Task details -> Copy each line of the records that holds the string "Sugestão".

Data records ->
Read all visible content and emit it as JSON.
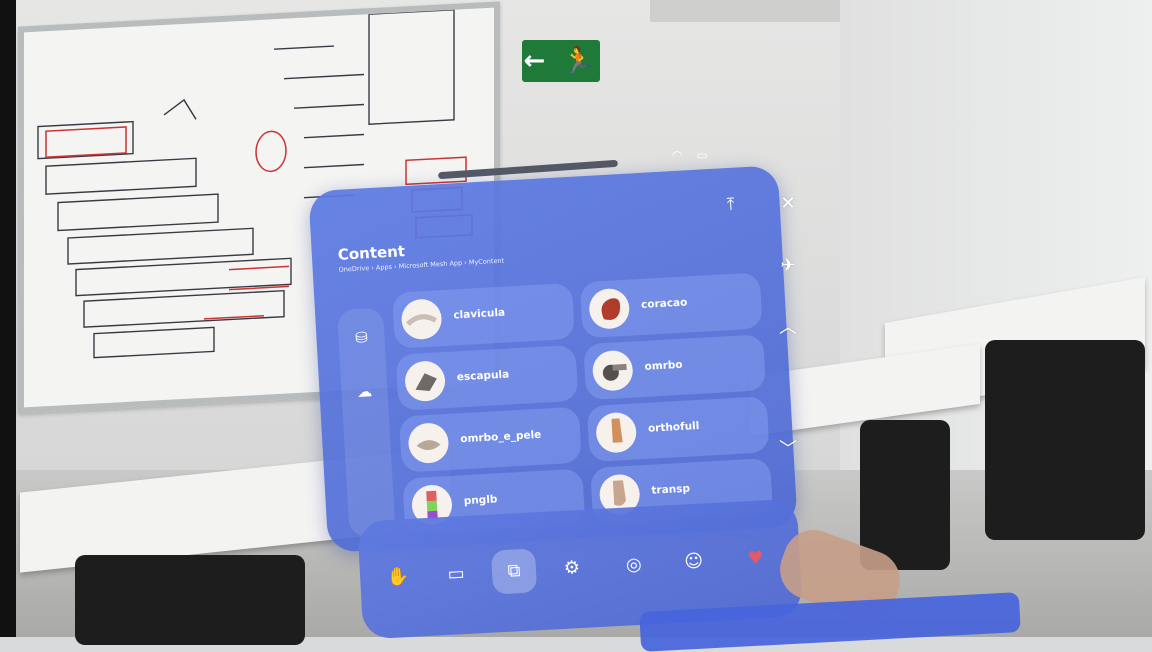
{
  "panel": {
    "title": "Content",
    "breadcrumb": "OneDrive › Apps › Microsoft Mesh App › MyContent",
    "pin_top_icon": "pin-to-top-icon"
  },
  "sidebar": {
    "items": [
      {
        "icon": "3d-objects-icon",
        "glyph": "⛁"
      },
      {
        "icon": "cloud-icon",
        "glyph": "☁"
      }
    ]
  },
  "items": [
    {
      "label": "clavicula",
      "thumb_color": "#c9bfb5"
    },
    {
      "label": "coracao",
      "thumb_color": "#b03c2b"
    },
    {
      "label": "escapula",
      "thumb_color": "#6f6a66"
    },
    {
      "label": "omrbo",
      "thumb_color": "#55504d"
    },
    {
      "label": "omrbo_e_pele",
      "thumb_color": "#b7a898"
    },
    {
      "label": "orthofull",
      "thumb_color": "#d2915c"
    },
    {
      "label": "pnglb",
      "thumb_color": "#9b4bd6"
    },
    {
      "label": "transp",
      "thumb_color": "#c8a58f"
    }
  ],
  "side_controls": {
    "close": "✕",
    "pin": "✈",
    "up": "︿",
    "down": "﹀"
  },
  "toolbar": {
    "buttons": [
      {
        "icon": "hand-menu-icon",
        "glyph": "✋"
      },
      {
        "icon": "toolbox-icon",
        "glyph": "▭"
      },
      {
        "icon": "content-icon",
        "glyph": "⧉"
      },
      {
        "icon": "settings-icon",
        "glyph": "⚙"
      },
      {
        "icon": "target-icon",
        "glyph": "◎"
      },
      {
        "icon": "avatar-icon",
        "glyph": "☺"
      },
      {
        "icon": "reaction-icon",
        "glyph": "♥"
      }
    ]
  },
  "colors": {
    "panel": "#5c7ae2",
    "accent_red": "#e05a6a"
  }
}
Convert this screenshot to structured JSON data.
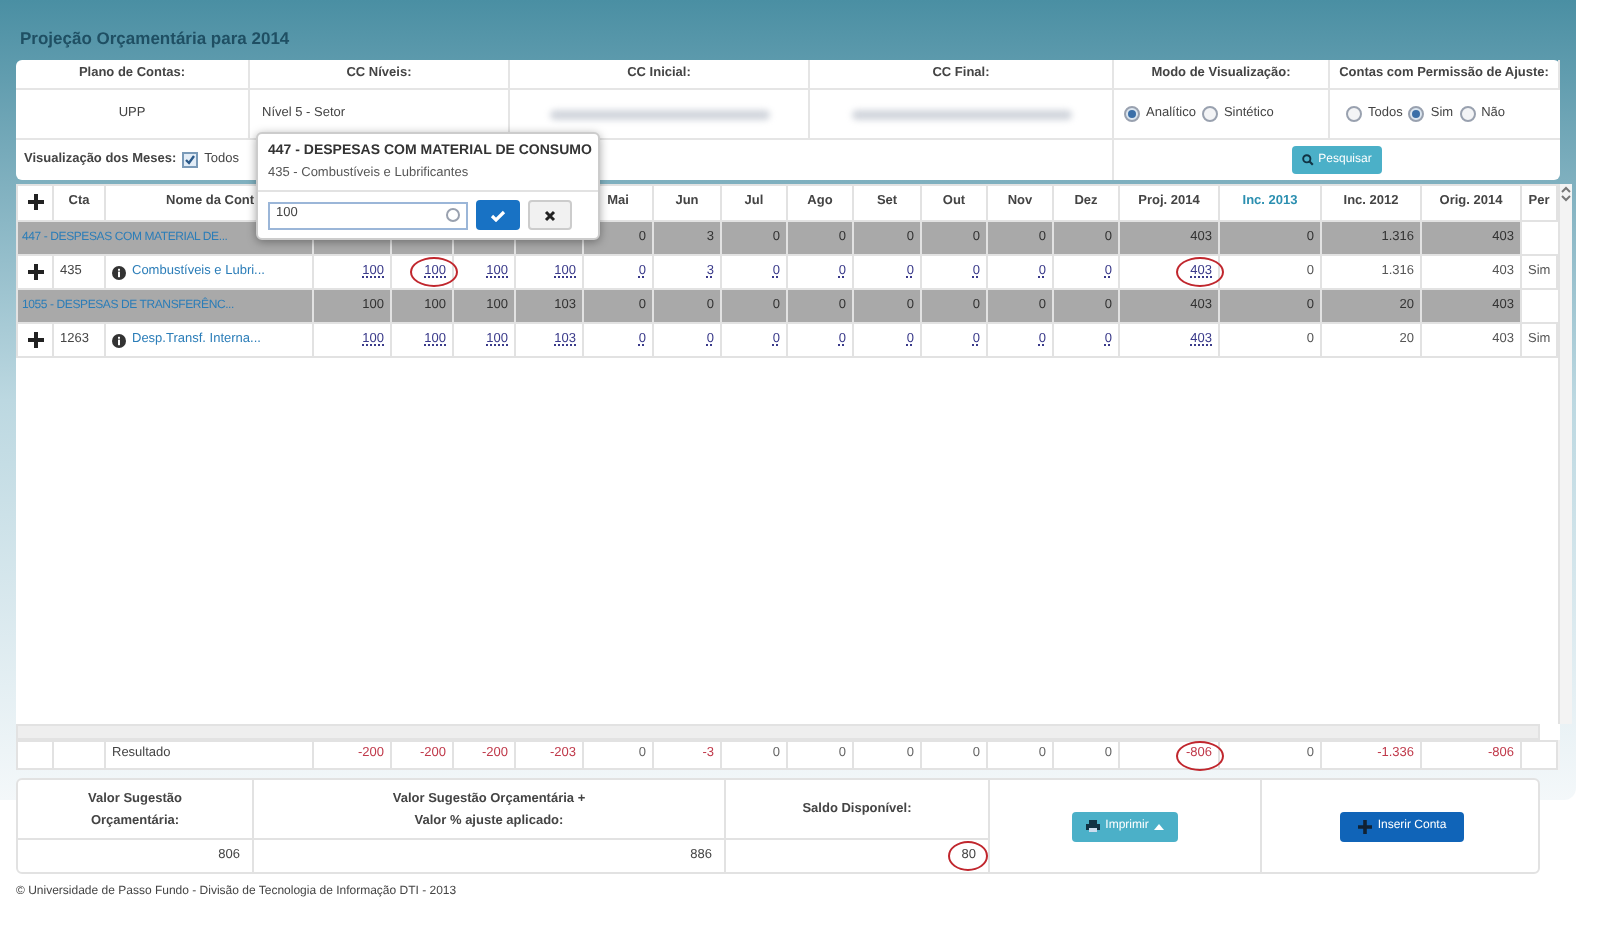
{
  "title": "Projeção Orçamentária para 2014",
  "filters": {
    "headers": [
      "Plano de Contas:",
      "CC Níveis:",
      "CC Inicial:",
      "CC Final:",
      "Modo de Visualização:",
      "Contas com Permissão de Ajuste:"
    ],
    "plano": "UPP",
    "niveis": "Nível 5 - Setor",
    "modo_options": [
      {
        "label": "Analítico",
        "selected": true
      },
      {
        "label": "Sintético",
        "selected": false
      }
    ],
    "permissao_options": [
      {
        "label": "Todos",
        "selected": false
      },
      {
        "label": "Sim",
        "selected": true
      },
      {
        "label": "Não",
        "selected": false
      }
    ],
    "months_label": "Visualização dos Meses:",
    "months_all": {
      "label": "Todos",
      "checked": true
    },
    "search_button": "Pesquisar"
  },
  "popover": {
    "title": "447 - DESPESAS COM MATERIAL DE CONSUMO",
    "subtitle": "435 - Combustíveis e Lubrificantes",
    "input_value": "100"
  },
  "table": {
    "columns_left": [
      "Cta",
      "Nome da Cont"
    ],
    "columns": [
      {},
      {},
      {},
      {},
      {
        "label": "Mai",
        "highlight": false
      },
      {
        "label": "Jun",
        "highlight": false
      },
      {
        "label": "Jul",
        "highlight": false
      },
      {
        "label": "Ago",
        "highlight": false
      },
      {
        "label": "Set",
        "highlight": false
      },
      {
        "label": "Out",
        "highlight": false
      },
      {
        "label": "Nov",
        "highlight": false
      },
      {
        "label": "Dez",
        "highlight": false
      },
      {
        "label": "Proj. 2014",
        "highlight": false
      },
      {
        "label": "Inc. 2013",
        "highlight": true
      },
      {
        "label": "Inc. 2012",
        "highlight": false
      },
      {
        "label": "Orig. 2014",
        "highlight": false
      },
      {
        "label": "Per",
        "highlight": false
      }
    ],
    "rows": [
      {
        "kind": "group",
        "label": "447 - DESPESAS COM MATERIAL DE...",
        "cells": [
          {},
          {},
          {},
          {},
          {
            "t": "0",
            "circled": false
          },
          {
            "t": "3",
            "circled": false
          },
          {
            "t": "0",
            "circled": false
          },
          {
            "t": "0",
            "circled": false
          },
          {
            "t": "0",
            "circled": false
          },
          {
            "t": "0",
            "circled": false
          },
          {
            "t": "0",
            "circled": false
          },
          {
            "t": "0",
            "circled": false
          },
          {
            "t": "403",
            "circled": false
          },
          {
            "t": "0",
            "circled": false
          },
          {
            "t": "1.316",
            "circled": false
          },
          {
            "t": "403",
            "circled": false
          }
        ]
      },
      {
        "kind": "detail",
        "cta": "435",
        "name": "Combustíveis e Lubri...",
        "cells": [
          {
            "t": "100",
            "circled": false
          },
          {
            "t": "100",
            "circled": true
          },
          {
            "t": "100",
            "circled": false
          },
          {
            "t": "100",
            "circled": false
          },
          {
            "t": "0",
            "circled": false
          },
          {
            "t": "3",
            "circled": false
          },
          {
            "t": "0",
            "circled": false
          },
          {
            "t": "0",
            "circled": false
          },
          {
            "t": "0",
            "circled": false
          },
          {
            "t": "0",
            "circled": false
          },
          {
            "t": "0",
            "circled": false
          },
          {
            "t": "0",
            "circled": false
          },
          {
            "t": "403",
            "circled": true
          },
          {
            "t": "0",
            "circled": false
          },
          {
            "t": "1.316",
            "circled": false
          },
          {
            "t": "403",
            "circled": false
          },
          {
            "t": "Sim",
            "circled": false
          }
        ]
      },
      {
        "kind": "group",
        "label": "1055 - DESPESAS DE TRANSFERÊNC...",
        "cells": [
          {
            "t": "100",
            "circled": false
          },
          {
            "t": "100",
            "circled": false
          },
          {
            "t": "100",
            "circled": false
          },
          {
            "t": "103",
            "circled": false
          },
          {
            "t": "0",
            "circled": false
          },
          {
            "t": "0",
            "circled": false
          },
          {
            "t": "0",
            "circled": false
          },
          {
            "t": "0",
            "circled": false
          },
          {
            "t": "0",
            "circled": false
          },
          {
            "t": "0",
            "circled": false
          },
          {
            "t": "0",
            "circled": false
          },
          {
            "t": "0",
            "circled": false
          },
          {
            "t": "403",
            "circled": false
          },
          {
            "t": "0",
            "circled": false
          },
          {
            "t": "20",
            "circled": false
          },
          {
            "t": "403",
            "circled": false
          }
        ]
      },
      {
        "kind": "detail",
        "cta": "1263",
        "name": "Desp.Transf. Interna...",
        "cells": [
          {
            "t": "100",
            "circled": false
          },
          {
            "t": "100",
            "circled": false
          },
          {
            "t": "100",
            "circled": false
          },
          {
            "t": "103",
            "circled": false
          },
          {
            "t": "0",
            "circled": false
          },
          {
            "t": "0",
            "circled": false
          },
          {
            "t": "0",
            "circled": false
          },
          {
            "t": "0",
            "circled": false
          },
          {
            "t": "0",
            "circled": false
          },
          {
            "t": "0",
            "circled": false
          },
          {
            "t": "0",
            "circled": false
          },
          {
            "t": "0",
            "circled": false
          },
          {
            "t": "403",
            "circled": false
          },
          {
            "t": "0",
            "circled": false
          },
          {
            "t": "20",
            "circled": false
          },
          {
            "t": "403",
            "circled": false
          },
          {
            "t": "Sim",
            "circled": false
          }
        ]
      }
    ],
    "result": {
      "label": "Resultado",
      "cells": [
        {
          "t": "-200",
          "negative": true,
          "circled": false
        },
        {
          "t": "-200",
          "negative": true,
          "circled": false
        },
        {
          "t": "-200",
          "negative": true,
          "circled": false
        },
        {
          "t": "-203",
          "negative": true,
          "circled": false
        },
        {
          "t": "0",
          "negative": false,
          "circled": false
        },
        {
          "t": "-3",
          "negative": true,
          "circled": false
        },
        {
          "t": "0",
          "negative": false,
          "circled": false
        },
        {
          "t": "0",
          "negative": false,
          "circled": false
        },
        {
          "t": "0",
          "negative": false,
          "circled": false
        },
        {
          "t": "0",
          "negative": false,
          "circled": false
        },
        {
          "t": "0",
          "negative": false,
          "circled": false
        },
        {
          "t": "0",
          "negative": false,
          "circled": false
        },
        {
          "t": "-806",
          "negative": true,
          "circled": true
        },
        {
          "t": "0",
          "negative": false,
          "circled": false
        },
        {
          "t": "-1.336",
          "negative": true,
          "circled": false
        },
        {
          "t": "-806",
          "negative": true,
          "circled": false
        }
      ]
    }
  },
  "summary": {
    "items": [
      {
        "label_lines": [
          "Valor Sugestão",
          "Orçamentária:"
        ],
        "value": "806",
        "circled": false
      },
      {
        "label_lines": [
          "Valor Sugestão Orçamentária +",
          "Valor % ajuste aplicado:"
        ],
        "value": "886",
        "circled": false
      },
      {
        "label_lines": [
          "Saldo Disponível:"
        ],
        "value": "80",
        "circled": true
      }
    ],
    "print_button": "Imprimir",
    "insert_button": "Inserir Conta"
  },
  "footer": "© Universidade de Passo Fundo - Divisão de Tecnologia de Informação DTI - 2013"
}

Task answer ->
          "Valor Sugestão",
          "Valor Sugestão Orçamentária +",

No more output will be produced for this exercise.